*What needs to be done*.
Each record has to be repeated exactly as given.
=== Listed entries ===
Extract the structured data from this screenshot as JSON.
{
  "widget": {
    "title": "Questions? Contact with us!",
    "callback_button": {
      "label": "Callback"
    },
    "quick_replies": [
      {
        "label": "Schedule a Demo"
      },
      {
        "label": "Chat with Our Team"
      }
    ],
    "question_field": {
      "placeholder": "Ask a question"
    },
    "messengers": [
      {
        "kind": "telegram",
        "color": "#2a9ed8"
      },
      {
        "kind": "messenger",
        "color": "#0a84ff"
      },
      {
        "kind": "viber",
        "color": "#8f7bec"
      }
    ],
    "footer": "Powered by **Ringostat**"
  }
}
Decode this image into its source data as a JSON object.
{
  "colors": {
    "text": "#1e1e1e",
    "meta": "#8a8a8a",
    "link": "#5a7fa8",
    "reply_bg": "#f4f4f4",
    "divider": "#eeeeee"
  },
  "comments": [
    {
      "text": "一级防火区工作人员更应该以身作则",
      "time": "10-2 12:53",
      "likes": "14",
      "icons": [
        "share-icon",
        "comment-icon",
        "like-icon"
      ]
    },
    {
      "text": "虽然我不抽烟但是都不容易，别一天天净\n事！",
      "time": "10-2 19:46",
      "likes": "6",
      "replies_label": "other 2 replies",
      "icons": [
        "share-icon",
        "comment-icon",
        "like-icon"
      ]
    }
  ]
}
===
*Written answer*.
Extract the structured data from this screenshot as JSON.
{
  "widget": {
    "title": "Questions? Contact with us!",
    "callback_button": {
      "label": "Callback"
    },
    "quick_replies": [
      {
        "label": "Schedule a Demo"
      },
      {
        "label": "Chat with Our Team"
      }
    ],
    "question_field": {
      "placeholder": "Ask a question"
    },
    "messengers": [
      {
        "kind": "telegram",
        "color": "#2a9ed8"
      },
      {
        "kind": "messenger",
        "color": "#0a84ff"
      },
      {
        "kind": "viber",
        "color": "#8f7bec"
      }
    ],
    "footer": "Powered by **Ringostat**"
  }
}
Decode this image into its source data as a JSON object.
{
  "colors": {
    "text": "#1e1e1e",
    "meta": "#8a8a8a",
    "link": "#5a7fa8",
    "reply_bg": "#f4f4f4",
    "divider": "#eeeeee"
  },
  "comments": [
    {
      "text": "一级防火区工作人员更应该以身作则",
      "time": "10-2 12:53",
      "likes": "14",
      "icons": [
        "share-icon",
        "comment-icon",
        "like-icon"
      ]
    },
    {
      "text": "虽然我不抽烟但是都不容易，别一天天净\n事！",
      "time": "10-2 19:46",
      "likes": "6",
      "replies_label": "other 2 replies",
      "icons": [
        "share-icon",
        "comment-icon",
        "like-icon"
      ]
    }
  ]
}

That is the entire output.